Items from an interface collection:
▬▬▬▬▬▬
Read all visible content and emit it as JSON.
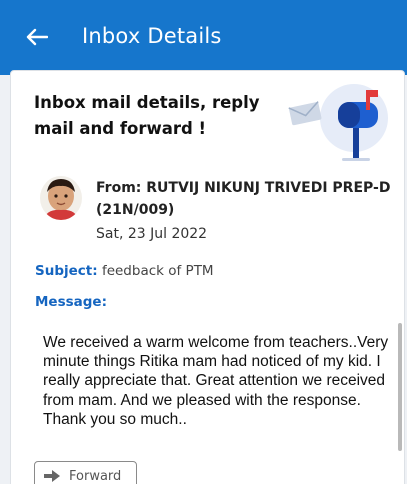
{
  "appbar": {
    "title": "Inbox Details",
    "back_icon": "arrow-left-icon",
    "bg_color": "#1676cc"
  },
  "header": {
    "text": "Inbox mail details, reply mail and forward !",
    "illustration": "mailbox-illustration"
  },
  "sender": {
    "from_text": "From: RUTVIJ NIKUNJ TRIVEDI PREP-D (21N/009)",
    "date": "Sat, 23 Jul 2022"
  },
  "subject": {
    "label": "Subject:",
    "value": "feedback of PTM"
  },
  "message": {
    "label": "Message:",
    "body": "We received a warm welcome from teachers..Very minute things Ritika mam had noticed of my kid. I really appreciate that. Great attention we received from mam. And we pleased with the response. Thank you so much.."
  },
  "actions": {
    "forward_label": "Forward",
    "forward_icon": "arrow-right-icon"
  },
  "colors": {
    "accent": "#1565c0",
    "mailbox_blue": "#1e5fd0",
    "mailbox_flag": "#e23b3b"
  }
}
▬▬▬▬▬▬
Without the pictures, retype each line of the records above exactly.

** Response to the task **
Read all visible content and emit it as JSON.
{
  "appbar": {
    "title": "Inbox Details",
    "back_icon": "arrow-left-icon",
    "bg_color": "#1676cc"
  },
  "header": {
    "text": "Inbox mail details, reply mail and forward !",
    "illustration": "mailbox-illustration"
  },
  "sender": {
    "from_text": "From: RUTVIJ NIKUNJ TRIVEDI PREP-D (21N/009)",
    "date": "Sat, 23 Jul 2022"
  },
  "subject": {
    "label": "Subject:",
    "value": "feedback of PTM"
  },
  "message": {
    "label": "Message:",
    "body": "We received a warm welcome from teachers..Very minute things Ritika mam had noticed of my kid. I really appreciate that. Great attention we received from mam. And we pleased with the response. Thank you so much.."
  },
  "actions": {
    "forward_label": "Forward",
    "forward_icon": "arrow-right-icon"
  },
  "colors": {
    "accent": "#1565c0",
    "mailbox_blue": "#1e5fd0",
    "mailbox_flag": "#e23b3b"
  }
}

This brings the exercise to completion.